Read: Lian Li Q58 Review
The Evolv Shift 2 stands out at first glance for its its towering, small footprint design and beautiful anodized aluminum panels. Priced at $100 for the mesh version and $110 for the variant with TG and an addressable-RGB fan, it easily earns a spot on our Best PC Cases list.
With a small footprint and beautiful finish in both the tempered-glass and mesh variants, the Evolv Shift 2 is perfect as an SFF PC for use in the living room, moving around the house wherever you need it or taking to LAN parties. The easily accessible top IO makes plugging devices in a breeze too. Building in it was tight, and came with the typical frustrations associated with Mini-ITX systems, but I still managed a build within about 3 hours, and the end result was well worth the effort.
Read: Evolv Shift 2 Review
Corsair’s 4000X RGB is a sleek gaming tower that comes with two glass panels and three RGB spinners. Priced at $135 noq, it’s not cheap, but its design is thoroughly considered and as you build with it, it’s clear where Corsair’s gaming and PC building pedigree comes from. Indeed, the 4000X RGB (as well as the similar 4000D airflow), is an extremely easy and convenient chassis to build a system in, and everything just makes sense.
While it won’t blow you away with premium materials such as aluminum, the dark tinted glass ensures that you only see RGB lighting inside the case, allowing you to be a little sloppy with cable management because you won’t see it anyway. Add to that Corsair’s class-leading RGB ecosystem, and you’ve got a very pretty case that’s convenient in use and always looks good, no matter what you install inside it.
A dual-layout (open or extra storage) interior, vented top panel, dedicated water cooling fill port under the top filter, and a Nexus+ 2 PWM fan hub add to the Define 7’s extremely solid construction and top-notch fit/finish to make it a sure hit with performance enthusiasts. If you’re looking for top notch performance with a strong feature set, the Fractal Design Define 7 is worth the money.
Phanteks’ Enthoo Pro II is a very unique chassi, offering the most seamless dual-system support we’ve ever seen. And its new fabric mesh front looks really great, especially when you get close to the case.
Thermally and acoustically, the Enthoo Pro II also performs phenomenally well.

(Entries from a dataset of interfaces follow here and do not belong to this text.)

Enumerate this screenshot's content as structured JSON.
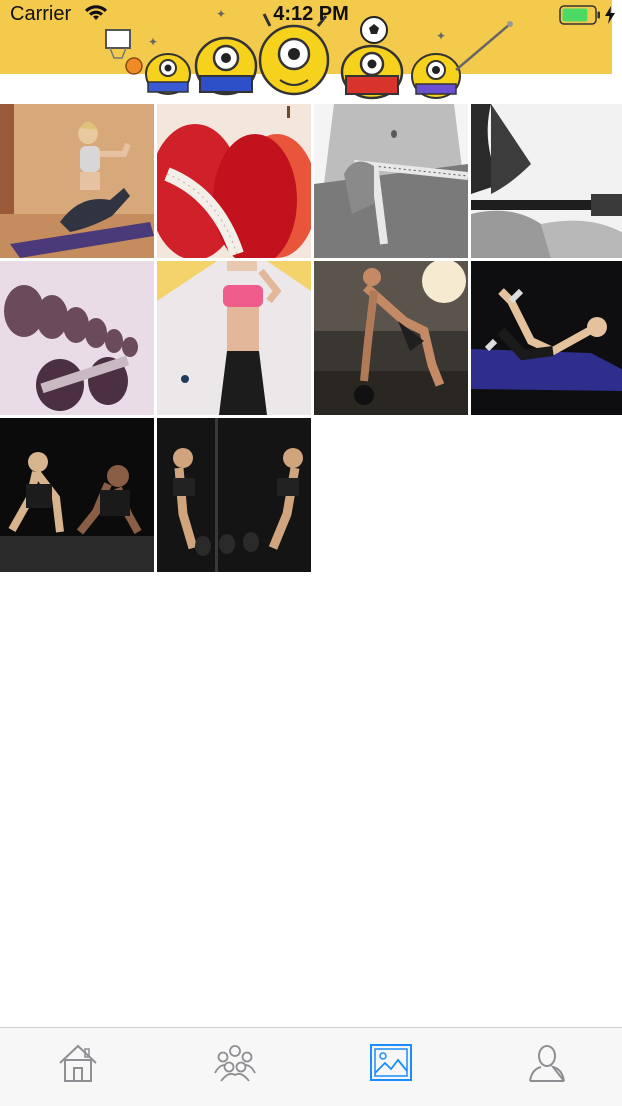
{
  "status_bar": {
    "carrier": "Carrier",
    "time": "4:12 PM",
    "battery_level": 0.8
  },
  "header": {
    "banner_icon": "mascot-banner"
  },
  "gallery": {
    "items": [
      {
        "icon": "yoga-woman-photo"
      },
      {
        "icon": "apples-measuring-tape-photo"
      },
      {
        "icon": "waist-measuring-tape-photo"
      },
      {
        "icon": "barbell-lift-photo"
      },
      {
        "icon": "dumbbell-rack-photo"
      },
      {
        "icon": "fit-woman-sport-bra-photo"
      },
      {
        "icon": "dumbbell-row-photo"
      },
      {
        "icon": "crunches-mat-photo"
      },
      {
        "icon": "couple-pushups-photo"
      },
      {
        "icon": "mirror-dumbbell-photo"
      }
    ]
  },
  "tabbar": {
    "tabs": [
      {
        "icon": "home-icon",
        "selected": false
      },
      {
        "icon": "community-icon",
        "selected": false
      },
      {
        "icon": "gallery-icon",
        "selected": true
      },
      {
        "icon": "profile-icon",
        "selected": false
      }
    ],
    "colors": {
      "active": "#1a8cff",
      "inactive": "#8e8e93"
    }
  }
}
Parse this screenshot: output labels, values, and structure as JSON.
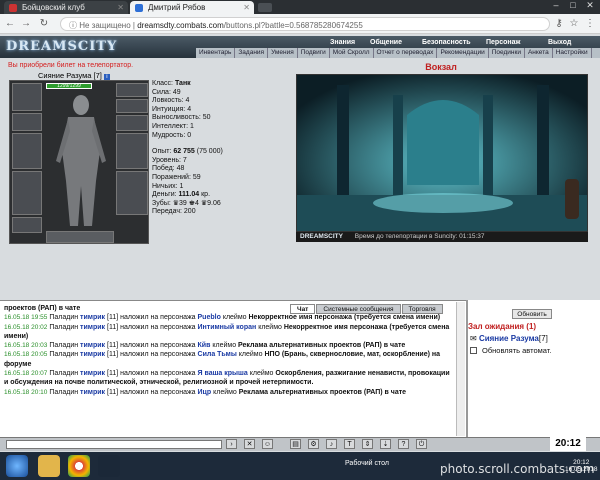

Of course, the mesh does let more noise out than a closed-front case would, but if you’re careful in your component selection and only pick quiet parts, it should all remain very tolerable.
Discounts on the Best PC Cases
Whether you’re buying one of the best PC cases on our list above or a different product, you may find some savings by checking out the latest Corsair coupon codes, Newegg promo codes or Micro Center coupon codes.